Directions:
Restate word for word the lines below that run from the one holding "Parse this screenshot: output" through the one holding "Enumerate this screenshot's", inclusive. Pictures don't belong in the copy.

Dataset items:
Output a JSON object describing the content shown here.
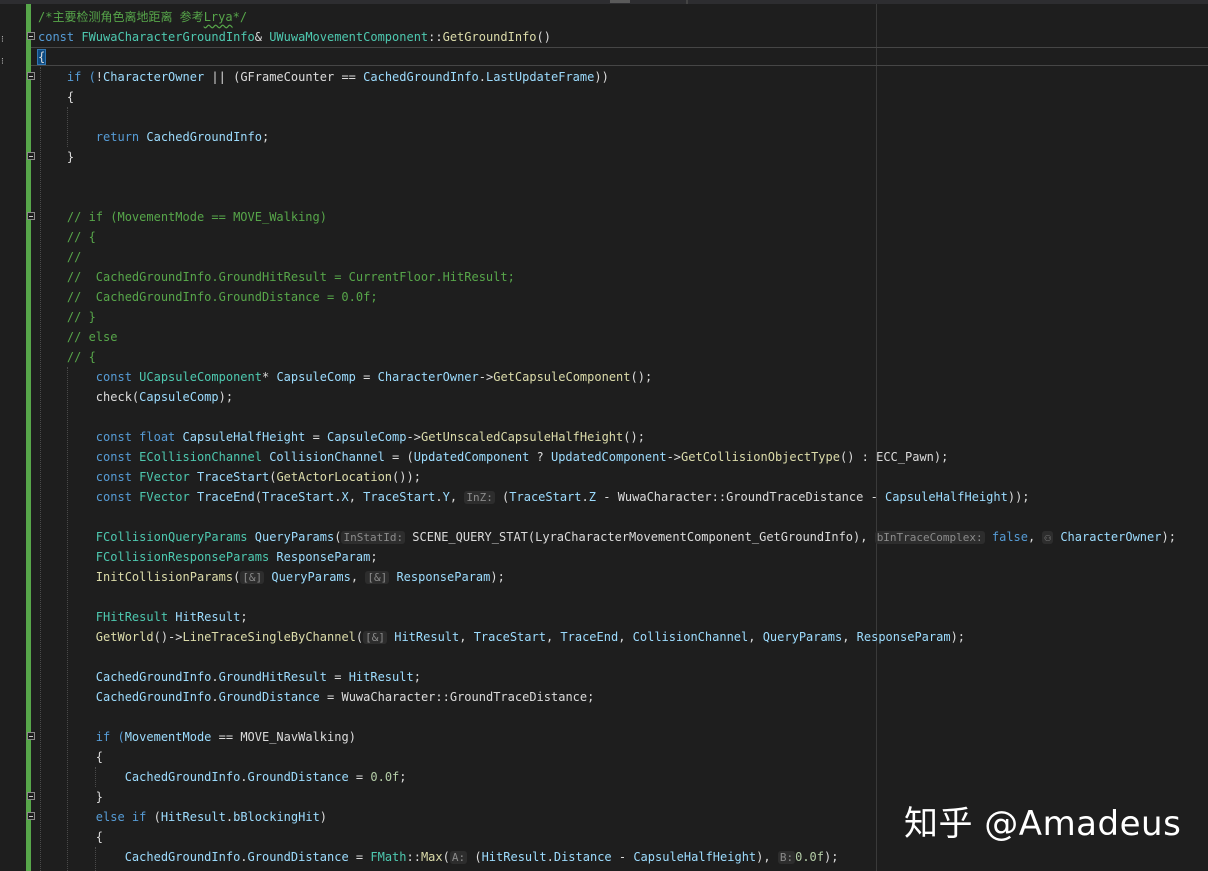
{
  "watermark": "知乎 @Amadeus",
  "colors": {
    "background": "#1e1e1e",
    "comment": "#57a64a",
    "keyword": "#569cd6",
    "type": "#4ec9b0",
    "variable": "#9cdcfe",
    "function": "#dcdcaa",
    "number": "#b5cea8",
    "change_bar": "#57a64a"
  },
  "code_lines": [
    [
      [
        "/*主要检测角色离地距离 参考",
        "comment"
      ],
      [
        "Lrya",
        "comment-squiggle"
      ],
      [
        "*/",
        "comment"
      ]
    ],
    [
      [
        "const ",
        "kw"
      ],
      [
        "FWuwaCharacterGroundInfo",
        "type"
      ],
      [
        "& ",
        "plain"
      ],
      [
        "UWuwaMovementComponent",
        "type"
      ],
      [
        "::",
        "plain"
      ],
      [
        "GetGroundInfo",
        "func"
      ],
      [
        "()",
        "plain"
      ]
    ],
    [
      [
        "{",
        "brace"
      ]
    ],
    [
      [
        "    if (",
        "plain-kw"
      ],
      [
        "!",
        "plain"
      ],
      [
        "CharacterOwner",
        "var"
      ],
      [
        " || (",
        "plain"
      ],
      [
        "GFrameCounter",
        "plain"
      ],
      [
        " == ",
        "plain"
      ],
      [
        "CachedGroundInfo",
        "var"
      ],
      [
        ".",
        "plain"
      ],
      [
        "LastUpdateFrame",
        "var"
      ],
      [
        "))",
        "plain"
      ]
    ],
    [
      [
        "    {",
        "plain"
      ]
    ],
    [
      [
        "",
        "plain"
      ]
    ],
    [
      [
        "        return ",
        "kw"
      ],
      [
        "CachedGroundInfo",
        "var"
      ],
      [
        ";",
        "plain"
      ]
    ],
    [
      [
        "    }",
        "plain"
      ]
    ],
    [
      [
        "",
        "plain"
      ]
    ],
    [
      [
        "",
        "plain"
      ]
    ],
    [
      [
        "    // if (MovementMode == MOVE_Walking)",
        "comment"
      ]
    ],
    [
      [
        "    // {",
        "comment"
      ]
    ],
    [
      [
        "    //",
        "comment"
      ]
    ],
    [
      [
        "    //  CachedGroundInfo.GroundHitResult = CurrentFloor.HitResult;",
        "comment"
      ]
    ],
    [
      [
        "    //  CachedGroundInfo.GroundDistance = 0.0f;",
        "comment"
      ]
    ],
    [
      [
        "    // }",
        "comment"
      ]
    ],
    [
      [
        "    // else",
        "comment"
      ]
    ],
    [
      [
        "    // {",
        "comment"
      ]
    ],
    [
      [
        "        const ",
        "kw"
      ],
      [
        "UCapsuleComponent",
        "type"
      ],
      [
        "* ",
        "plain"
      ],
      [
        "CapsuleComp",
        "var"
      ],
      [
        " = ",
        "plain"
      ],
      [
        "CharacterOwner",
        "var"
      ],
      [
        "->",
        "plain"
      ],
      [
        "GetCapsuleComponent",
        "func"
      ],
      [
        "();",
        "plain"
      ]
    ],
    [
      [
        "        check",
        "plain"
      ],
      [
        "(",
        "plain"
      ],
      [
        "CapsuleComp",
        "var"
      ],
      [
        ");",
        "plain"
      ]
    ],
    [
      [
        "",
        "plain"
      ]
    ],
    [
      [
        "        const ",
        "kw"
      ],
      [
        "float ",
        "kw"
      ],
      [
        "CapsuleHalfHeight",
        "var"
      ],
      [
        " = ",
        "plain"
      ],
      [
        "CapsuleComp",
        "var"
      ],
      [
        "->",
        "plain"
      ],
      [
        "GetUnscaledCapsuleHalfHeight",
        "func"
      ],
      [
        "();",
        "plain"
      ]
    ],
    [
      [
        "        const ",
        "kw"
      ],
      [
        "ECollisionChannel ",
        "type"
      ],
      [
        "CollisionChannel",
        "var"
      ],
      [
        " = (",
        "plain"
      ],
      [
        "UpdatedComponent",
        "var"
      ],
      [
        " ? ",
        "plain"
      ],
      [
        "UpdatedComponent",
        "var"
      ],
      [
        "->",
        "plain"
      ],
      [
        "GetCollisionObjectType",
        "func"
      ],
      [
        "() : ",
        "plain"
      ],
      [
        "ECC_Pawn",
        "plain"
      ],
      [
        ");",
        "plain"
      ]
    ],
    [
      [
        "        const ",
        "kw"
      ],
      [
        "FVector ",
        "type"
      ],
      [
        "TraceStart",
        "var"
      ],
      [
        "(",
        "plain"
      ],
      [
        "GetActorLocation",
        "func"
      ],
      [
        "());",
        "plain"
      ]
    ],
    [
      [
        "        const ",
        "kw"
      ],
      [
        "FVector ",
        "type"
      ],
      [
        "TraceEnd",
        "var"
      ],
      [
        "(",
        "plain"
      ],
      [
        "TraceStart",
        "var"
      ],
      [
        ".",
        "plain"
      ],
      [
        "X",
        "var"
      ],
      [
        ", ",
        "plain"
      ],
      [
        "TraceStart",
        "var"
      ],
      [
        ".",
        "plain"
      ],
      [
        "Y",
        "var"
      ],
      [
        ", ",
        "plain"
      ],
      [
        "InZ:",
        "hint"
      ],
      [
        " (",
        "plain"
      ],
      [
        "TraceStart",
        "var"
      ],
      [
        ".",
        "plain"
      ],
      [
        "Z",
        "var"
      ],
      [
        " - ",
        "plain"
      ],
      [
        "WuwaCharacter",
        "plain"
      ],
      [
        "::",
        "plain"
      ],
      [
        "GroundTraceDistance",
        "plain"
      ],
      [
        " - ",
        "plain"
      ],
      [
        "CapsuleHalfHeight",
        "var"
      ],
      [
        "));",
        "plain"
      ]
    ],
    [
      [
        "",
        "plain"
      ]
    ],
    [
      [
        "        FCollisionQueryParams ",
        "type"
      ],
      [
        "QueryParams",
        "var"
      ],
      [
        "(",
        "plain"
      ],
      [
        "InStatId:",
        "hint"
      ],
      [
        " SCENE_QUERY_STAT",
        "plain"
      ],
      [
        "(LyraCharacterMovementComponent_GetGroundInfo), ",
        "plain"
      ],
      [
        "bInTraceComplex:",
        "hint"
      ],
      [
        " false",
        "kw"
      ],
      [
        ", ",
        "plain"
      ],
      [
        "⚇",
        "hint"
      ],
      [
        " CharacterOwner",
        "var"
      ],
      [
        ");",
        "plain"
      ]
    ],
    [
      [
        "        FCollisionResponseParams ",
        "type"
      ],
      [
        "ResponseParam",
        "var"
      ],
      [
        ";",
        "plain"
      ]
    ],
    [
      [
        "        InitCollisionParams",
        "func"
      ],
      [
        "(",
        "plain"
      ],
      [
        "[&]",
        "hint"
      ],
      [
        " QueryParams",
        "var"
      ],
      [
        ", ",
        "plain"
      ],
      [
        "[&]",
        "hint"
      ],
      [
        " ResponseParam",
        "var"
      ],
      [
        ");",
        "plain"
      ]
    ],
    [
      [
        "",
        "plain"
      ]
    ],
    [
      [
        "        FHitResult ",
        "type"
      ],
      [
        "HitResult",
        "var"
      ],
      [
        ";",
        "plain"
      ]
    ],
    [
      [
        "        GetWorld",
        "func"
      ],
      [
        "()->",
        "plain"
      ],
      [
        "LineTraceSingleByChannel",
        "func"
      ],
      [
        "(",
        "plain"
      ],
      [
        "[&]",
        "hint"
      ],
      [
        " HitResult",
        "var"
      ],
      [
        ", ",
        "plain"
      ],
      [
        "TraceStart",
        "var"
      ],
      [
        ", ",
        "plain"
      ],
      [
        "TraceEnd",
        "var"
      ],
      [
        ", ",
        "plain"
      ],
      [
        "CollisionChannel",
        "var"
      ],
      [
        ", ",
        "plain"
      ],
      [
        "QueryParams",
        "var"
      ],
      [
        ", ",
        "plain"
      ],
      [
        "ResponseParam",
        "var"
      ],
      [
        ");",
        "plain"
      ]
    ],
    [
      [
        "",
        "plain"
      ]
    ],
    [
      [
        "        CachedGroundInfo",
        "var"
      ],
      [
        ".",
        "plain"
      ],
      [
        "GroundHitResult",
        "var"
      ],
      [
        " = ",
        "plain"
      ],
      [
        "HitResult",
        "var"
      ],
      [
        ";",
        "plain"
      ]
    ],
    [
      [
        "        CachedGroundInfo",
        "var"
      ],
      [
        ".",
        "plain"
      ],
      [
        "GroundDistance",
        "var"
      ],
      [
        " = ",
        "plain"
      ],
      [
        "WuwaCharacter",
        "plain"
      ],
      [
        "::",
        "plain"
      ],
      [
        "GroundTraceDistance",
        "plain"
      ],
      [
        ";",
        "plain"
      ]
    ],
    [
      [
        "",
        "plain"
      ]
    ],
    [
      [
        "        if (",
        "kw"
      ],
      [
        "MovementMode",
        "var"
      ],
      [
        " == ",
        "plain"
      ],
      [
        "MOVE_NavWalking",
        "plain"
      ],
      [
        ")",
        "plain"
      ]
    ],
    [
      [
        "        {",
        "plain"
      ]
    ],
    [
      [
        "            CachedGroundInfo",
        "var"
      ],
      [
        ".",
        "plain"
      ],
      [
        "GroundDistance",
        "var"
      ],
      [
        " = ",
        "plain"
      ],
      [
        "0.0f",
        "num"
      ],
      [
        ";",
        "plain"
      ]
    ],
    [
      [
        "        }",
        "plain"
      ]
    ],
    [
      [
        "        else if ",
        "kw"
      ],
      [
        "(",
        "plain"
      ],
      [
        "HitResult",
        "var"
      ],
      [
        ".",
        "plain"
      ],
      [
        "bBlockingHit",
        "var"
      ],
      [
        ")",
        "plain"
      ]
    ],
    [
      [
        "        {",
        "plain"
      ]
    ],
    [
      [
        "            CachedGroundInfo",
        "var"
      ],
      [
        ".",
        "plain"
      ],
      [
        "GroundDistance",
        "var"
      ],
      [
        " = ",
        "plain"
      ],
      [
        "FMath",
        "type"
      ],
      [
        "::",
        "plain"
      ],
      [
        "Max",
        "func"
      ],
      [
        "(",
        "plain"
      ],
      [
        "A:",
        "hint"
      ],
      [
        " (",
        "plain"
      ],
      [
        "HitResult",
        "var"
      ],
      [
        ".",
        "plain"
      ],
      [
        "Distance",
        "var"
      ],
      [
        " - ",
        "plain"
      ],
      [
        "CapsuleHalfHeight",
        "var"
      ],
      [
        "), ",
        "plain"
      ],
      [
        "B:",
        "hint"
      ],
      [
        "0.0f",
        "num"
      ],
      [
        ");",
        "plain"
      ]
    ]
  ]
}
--
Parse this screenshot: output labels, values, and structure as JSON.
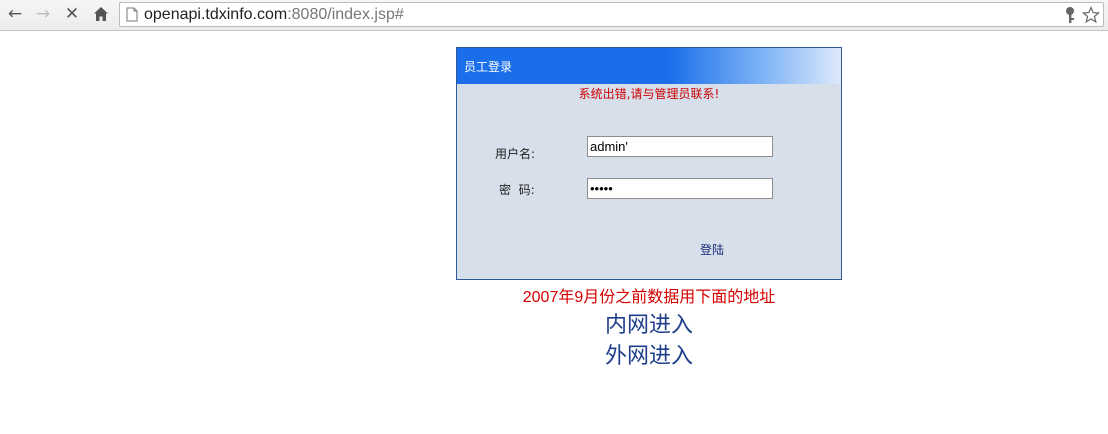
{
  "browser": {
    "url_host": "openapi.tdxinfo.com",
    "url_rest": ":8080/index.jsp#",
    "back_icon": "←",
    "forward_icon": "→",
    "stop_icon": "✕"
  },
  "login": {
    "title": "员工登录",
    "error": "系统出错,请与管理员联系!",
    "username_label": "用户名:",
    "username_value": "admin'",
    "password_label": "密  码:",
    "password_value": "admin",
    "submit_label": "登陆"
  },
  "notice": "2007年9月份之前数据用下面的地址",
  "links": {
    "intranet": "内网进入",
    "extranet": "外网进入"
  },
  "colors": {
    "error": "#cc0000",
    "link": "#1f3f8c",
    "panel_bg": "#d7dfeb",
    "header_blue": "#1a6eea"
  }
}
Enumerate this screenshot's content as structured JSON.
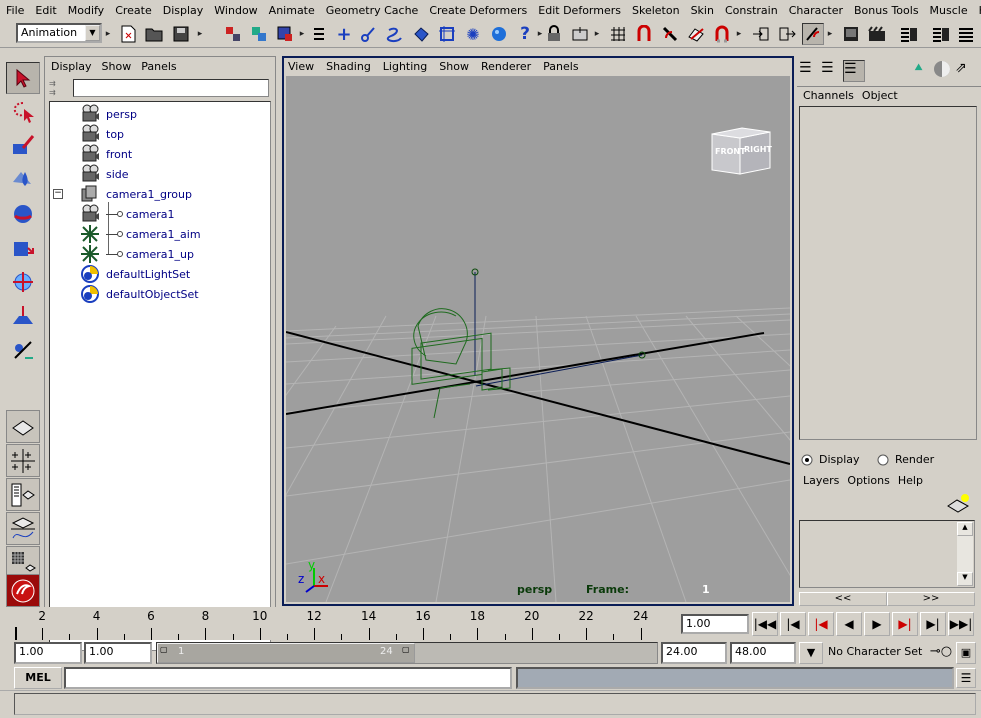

Task answer:
Parse this screenshot: output labels, values, and structure as JSON.
{
  "browser": {
    "url_host": "openapi.tdxinfo.com",
    "url_rest": ":8080/index.jsp#",
    "back_icon": "←",
    "forward_icon": "→",
    "stop_icon": "✕"
  },
  "login": {
    "title": "员工登录",
    "error": "系统出错,请与管理员联系!",
    "username_label": "用户名:",
    "username_value": "admin'",
    "password_label": "密  码:",
    "password_value": "admin",
    "submit_label": "登陆"
  },
  "notice": "2007年9月份之前数据用下面的地址",
  "links": {
    "intranet": "内网进入",
    "extranet": "外网进入"
  },
  "colors": {
    "error": "#cc0000",
    "link": "#1f3f8c",
    "panel_bg": "#d7dfeb",
    "header_blue": "#1a6eea"
  }
}
Enumerate this screenshot's content as structured JSON.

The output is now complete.